Information supplied:
———

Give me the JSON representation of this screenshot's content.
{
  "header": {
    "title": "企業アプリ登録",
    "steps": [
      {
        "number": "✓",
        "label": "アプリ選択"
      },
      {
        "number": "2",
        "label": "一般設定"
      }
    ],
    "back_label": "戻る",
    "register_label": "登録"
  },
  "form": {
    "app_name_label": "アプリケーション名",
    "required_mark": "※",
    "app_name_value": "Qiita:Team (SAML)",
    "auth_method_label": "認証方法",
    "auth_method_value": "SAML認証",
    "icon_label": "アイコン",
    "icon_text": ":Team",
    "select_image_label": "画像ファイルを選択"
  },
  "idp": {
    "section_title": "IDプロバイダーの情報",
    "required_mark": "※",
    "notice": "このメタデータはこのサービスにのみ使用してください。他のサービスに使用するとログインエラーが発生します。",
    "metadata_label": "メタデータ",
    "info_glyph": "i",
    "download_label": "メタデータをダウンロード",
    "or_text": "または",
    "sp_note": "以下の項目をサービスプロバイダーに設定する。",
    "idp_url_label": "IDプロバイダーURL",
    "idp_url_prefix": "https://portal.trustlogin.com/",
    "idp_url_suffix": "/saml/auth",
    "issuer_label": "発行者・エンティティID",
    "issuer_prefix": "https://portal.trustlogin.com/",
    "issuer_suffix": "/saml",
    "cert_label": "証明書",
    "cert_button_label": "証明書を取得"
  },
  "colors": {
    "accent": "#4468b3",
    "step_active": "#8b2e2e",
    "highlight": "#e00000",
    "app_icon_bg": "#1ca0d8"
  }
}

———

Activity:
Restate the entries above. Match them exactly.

Problem solution:
Give me the JSON representation of this screenshot's content.
{
  "header": {
    "title": "企業アプリ登録",
    "steps": [
      {
        "number": "✓",
        "label": "アプリ選択"
      },
      {
        "number": "2",
        "label": "一般設定"
      }
    ],
    "back_label": "戻る",
    "register_label": "登録"
  },
  "form": {
    "app_name_label": "アプリケーション名",
    "required_mark": "※",
    "app_name_value": "Qiita:Team (SAML)",
    "auth_method_label": "認証方法",
    "auth_method_value": "SAML認証",
    "icon_label": "アイコン",
    "icon_text": ":Team",
    "select_image_label": "画像ファイルを選択"
  },
  "idp": {
    "section_title": "IDプロバイダーの情報",
    "required_mark": "※",
    "notice": "このメタデータはこのサービスにのみ使用してください。他のサービスに使用するとログインエラーが発生します。",
    "metadata_label": "メタデータ",
    "info_glyph": "i",
    "download_label": "メタデータをダウンロード",
    "or_text": "または",
    "sp_note": "以下の項目をサービスプロバイダーに設定する。",
    "idp_url_label": "IDプロバイダーURL",
    "idp_url_prefix": "https://portal.trustlogin.com/",
    "idp_url_suffix": "/saml/auth",
    "issuer_label": "発行者・エンティティID",
    "issuer_prefix": "https://portal.trustlogin.com/",
    "issuer_suffix": "/saml",
    "cert_label": "証明書",
    "cert_button_label": "証明書を取得"
  },
  "colors": {
    "accent": "#4468b3",
    "step_active": "#8b2e2e",
    "highlight": "#e00000",
    "app_icon_bg": "#1ca0d8"
  }
}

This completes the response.